GIVEN ENTRIES: Begin

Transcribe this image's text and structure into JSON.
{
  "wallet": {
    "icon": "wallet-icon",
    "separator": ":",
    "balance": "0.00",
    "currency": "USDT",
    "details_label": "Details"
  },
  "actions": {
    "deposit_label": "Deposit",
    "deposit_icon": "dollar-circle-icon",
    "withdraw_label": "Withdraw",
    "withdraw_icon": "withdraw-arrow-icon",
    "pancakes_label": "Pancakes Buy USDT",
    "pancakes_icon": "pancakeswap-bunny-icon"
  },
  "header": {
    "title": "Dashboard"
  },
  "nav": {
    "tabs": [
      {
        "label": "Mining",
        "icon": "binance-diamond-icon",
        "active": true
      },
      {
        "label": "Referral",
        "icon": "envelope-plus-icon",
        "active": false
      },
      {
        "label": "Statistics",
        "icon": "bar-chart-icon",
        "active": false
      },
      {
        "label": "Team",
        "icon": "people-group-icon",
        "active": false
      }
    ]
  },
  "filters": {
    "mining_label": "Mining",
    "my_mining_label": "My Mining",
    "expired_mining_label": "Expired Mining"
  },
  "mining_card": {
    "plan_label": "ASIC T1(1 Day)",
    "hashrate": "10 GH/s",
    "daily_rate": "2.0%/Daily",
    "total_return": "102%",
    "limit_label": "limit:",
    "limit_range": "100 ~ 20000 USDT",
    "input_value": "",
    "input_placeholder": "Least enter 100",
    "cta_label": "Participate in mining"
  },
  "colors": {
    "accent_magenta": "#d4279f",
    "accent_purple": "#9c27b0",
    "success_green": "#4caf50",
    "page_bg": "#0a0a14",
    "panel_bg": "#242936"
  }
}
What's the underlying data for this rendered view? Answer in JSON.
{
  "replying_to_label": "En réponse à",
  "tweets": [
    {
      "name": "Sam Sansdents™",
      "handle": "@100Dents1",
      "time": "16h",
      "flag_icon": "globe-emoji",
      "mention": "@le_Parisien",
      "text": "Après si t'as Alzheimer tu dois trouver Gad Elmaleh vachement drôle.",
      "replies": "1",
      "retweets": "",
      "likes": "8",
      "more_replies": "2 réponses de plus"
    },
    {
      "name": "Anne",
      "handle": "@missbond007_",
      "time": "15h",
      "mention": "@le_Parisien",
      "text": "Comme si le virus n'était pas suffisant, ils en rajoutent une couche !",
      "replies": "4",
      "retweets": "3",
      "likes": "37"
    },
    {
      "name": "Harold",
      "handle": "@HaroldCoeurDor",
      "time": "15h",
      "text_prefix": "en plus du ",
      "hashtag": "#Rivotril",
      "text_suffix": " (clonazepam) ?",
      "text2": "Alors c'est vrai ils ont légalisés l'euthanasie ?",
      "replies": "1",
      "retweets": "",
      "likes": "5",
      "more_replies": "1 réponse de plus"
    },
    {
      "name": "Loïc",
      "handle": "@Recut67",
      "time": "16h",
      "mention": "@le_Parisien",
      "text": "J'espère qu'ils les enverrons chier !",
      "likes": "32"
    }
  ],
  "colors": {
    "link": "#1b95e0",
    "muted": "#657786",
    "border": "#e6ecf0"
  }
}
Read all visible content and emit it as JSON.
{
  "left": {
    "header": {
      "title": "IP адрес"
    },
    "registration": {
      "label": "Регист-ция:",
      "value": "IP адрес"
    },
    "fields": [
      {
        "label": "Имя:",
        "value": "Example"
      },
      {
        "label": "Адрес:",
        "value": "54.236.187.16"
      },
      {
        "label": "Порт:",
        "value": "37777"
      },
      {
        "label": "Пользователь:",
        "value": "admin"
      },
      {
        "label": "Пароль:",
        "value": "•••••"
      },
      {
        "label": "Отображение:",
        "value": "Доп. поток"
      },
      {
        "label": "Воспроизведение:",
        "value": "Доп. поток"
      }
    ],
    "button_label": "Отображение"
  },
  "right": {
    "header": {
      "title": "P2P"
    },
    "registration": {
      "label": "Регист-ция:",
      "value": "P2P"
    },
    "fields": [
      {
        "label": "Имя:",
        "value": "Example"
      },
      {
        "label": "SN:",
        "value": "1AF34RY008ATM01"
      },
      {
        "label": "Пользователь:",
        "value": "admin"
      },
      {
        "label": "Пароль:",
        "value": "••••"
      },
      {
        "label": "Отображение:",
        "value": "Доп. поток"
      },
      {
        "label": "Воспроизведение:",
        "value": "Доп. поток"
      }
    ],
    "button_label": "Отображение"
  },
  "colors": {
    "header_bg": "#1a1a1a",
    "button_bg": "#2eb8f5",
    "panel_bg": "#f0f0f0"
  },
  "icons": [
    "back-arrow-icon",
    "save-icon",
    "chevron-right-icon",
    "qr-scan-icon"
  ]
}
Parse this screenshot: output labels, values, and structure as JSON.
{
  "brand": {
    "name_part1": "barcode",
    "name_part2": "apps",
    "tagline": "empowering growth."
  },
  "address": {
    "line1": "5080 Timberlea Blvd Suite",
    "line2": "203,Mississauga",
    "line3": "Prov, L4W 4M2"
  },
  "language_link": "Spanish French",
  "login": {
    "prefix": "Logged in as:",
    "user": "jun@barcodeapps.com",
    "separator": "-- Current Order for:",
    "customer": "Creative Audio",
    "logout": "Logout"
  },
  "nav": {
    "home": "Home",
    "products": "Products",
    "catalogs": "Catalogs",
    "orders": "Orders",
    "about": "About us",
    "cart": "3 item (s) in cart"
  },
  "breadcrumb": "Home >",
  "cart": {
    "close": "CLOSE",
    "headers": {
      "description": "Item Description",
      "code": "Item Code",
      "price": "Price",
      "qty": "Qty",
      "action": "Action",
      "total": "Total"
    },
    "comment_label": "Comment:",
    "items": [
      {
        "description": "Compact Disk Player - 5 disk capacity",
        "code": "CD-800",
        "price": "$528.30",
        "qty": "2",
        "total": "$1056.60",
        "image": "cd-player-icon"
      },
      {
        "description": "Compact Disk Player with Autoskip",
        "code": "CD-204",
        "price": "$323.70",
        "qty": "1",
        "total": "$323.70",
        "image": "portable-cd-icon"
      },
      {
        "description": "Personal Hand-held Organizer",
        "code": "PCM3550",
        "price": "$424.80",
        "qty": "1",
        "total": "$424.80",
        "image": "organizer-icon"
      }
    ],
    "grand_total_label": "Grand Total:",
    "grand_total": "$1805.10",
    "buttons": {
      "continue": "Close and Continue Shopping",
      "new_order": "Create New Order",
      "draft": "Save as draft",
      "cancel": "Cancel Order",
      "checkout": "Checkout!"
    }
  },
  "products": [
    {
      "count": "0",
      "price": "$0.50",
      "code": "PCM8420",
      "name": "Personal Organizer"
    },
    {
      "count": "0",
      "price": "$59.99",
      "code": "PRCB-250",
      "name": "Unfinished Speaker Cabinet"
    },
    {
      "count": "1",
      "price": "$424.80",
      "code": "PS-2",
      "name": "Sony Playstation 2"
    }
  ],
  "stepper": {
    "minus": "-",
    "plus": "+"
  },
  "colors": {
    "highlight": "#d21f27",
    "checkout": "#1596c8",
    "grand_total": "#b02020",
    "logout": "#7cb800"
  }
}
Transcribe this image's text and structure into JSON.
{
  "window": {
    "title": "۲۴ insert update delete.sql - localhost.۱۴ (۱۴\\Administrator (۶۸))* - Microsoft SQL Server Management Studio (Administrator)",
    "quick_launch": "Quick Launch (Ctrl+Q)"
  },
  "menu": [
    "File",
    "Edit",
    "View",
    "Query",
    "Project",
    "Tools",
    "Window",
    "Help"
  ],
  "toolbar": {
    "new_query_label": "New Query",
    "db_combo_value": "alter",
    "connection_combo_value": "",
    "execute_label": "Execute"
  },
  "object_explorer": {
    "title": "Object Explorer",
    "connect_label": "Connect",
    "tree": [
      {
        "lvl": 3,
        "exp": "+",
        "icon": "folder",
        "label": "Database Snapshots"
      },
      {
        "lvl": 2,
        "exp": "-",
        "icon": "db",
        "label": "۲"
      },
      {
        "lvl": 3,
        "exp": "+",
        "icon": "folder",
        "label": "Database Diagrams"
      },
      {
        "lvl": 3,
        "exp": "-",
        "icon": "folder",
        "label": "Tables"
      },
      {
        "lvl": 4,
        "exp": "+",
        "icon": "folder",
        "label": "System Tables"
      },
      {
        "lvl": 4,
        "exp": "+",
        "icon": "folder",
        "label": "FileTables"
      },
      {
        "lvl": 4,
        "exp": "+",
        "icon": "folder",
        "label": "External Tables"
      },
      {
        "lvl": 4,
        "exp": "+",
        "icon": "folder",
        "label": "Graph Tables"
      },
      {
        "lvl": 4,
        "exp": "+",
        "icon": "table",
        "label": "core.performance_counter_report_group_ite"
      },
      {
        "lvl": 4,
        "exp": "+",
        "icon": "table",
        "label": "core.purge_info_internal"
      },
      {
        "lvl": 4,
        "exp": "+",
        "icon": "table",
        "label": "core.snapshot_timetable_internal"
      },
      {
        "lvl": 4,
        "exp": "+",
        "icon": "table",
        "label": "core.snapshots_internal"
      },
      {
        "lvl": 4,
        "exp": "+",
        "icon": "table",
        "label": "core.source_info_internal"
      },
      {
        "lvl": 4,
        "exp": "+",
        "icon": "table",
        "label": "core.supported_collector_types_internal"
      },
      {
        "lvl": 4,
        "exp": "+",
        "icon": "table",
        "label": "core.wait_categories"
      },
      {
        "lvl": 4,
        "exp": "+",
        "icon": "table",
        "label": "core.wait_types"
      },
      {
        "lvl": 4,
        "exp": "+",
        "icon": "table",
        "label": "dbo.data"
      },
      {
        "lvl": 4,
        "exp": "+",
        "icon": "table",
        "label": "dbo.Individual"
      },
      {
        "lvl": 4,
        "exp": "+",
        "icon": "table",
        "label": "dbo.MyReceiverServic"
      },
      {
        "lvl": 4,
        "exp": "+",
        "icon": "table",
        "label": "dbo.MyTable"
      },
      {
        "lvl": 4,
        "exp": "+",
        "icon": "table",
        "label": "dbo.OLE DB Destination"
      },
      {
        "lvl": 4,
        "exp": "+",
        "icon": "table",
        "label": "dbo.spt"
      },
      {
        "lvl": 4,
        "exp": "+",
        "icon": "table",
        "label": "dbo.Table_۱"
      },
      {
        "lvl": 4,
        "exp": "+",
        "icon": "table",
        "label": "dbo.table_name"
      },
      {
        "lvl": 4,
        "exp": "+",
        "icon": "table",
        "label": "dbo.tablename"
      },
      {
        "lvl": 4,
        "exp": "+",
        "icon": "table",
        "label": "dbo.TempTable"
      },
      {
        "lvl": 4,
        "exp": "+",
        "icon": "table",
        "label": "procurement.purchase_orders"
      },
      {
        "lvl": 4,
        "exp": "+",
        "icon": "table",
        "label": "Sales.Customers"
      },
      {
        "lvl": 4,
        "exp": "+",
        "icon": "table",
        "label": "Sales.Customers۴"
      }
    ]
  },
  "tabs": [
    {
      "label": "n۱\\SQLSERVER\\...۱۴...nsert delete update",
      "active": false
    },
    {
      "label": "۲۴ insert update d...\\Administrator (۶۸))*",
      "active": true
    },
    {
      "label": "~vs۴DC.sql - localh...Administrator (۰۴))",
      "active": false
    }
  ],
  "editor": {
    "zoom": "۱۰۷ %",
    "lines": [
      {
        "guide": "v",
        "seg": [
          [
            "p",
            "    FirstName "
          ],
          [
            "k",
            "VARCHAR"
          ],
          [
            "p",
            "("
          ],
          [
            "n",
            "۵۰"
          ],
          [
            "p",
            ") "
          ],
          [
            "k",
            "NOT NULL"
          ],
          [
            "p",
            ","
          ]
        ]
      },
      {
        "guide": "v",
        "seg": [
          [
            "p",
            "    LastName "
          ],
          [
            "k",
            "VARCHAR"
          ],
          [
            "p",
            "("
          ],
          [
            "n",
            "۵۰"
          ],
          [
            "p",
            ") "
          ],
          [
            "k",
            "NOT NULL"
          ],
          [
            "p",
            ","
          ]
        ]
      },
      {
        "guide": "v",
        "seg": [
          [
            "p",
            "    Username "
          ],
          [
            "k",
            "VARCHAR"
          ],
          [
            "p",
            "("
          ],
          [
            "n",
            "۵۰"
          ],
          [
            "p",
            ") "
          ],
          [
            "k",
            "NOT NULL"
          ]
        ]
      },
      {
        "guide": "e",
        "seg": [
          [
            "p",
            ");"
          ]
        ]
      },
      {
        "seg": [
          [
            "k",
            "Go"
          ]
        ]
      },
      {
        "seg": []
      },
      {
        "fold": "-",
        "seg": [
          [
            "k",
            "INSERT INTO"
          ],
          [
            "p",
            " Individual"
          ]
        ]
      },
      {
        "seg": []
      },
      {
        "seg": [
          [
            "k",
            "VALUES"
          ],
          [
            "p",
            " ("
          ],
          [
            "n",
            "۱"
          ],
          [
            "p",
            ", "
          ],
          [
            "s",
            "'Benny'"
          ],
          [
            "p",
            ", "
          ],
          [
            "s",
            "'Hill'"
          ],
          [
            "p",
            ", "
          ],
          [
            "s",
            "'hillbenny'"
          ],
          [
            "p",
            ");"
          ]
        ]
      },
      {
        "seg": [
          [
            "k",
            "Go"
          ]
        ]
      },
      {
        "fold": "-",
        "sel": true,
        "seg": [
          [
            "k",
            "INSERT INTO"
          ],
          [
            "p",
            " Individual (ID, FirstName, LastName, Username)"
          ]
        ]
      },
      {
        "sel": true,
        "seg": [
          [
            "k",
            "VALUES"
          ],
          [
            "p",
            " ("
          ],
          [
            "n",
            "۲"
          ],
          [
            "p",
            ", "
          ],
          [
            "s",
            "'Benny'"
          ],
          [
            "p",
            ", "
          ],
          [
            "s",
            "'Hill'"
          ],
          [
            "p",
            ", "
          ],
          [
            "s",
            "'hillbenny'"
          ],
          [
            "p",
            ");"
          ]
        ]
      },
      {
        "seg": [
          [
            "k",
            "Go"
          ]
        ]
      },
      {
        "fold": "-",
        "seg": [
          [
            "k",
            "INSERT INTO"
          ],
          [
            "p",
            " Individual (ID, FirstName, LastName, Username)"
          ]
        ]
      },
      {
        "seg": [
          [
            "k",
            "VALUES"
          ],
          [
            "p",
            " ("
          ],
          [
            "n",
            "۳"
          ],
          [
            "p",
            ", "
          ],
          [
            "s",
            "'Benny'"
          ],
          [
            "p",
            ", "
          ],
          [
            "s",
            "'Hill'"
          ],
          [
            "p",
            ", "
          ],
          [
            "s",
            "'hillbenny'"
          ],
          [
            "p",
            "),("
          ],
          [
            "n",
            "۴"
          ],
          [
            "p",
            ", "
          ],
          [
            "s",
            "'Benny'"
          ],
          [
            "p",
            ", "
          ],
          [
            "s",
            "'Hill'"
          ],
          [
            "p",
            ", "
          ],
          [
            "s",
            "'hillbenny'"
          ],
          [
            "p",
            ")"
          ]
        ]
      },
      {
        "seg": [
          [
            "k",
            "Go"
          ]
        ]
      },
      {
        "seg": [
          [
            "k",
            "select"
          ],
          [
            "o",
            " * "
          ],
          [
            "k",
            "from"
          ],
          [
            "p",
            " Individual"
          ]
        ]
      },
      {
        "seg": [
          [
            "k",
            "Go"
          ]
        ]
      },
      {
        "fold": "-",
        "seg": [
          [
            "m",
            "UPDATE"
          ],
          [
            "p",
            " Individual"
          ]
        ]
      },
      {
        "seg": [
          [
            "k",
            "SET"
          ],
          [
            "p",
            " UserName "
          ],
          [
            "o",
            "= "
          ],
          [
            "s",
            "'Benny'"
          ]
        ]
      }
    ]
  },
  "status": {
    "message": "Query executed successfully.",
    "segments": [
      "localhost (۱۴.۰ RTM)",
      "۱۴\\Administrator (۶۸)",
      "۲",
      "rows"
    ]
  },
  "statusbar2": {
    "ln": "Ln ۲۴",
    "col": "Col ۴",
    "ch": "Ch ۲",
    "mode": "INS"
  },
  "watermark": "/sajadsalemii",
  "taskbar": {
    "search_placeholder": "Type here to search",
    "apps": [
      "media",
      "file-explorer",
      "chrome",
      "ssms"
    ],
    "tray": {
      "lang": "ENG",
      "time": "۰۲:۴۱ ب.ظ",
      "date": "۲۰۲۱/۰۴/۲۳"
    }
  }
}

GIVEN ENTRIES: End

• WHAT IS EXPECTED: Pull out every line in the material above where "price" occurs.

• FINISHED EXERCISE:
      "price": "Price",
        "price": "$528.30",
        "price": "$323.70",
        "price": "$424.80",
      "price": "$0.50",
      "price": "$59.99",
      "price": "$424.80",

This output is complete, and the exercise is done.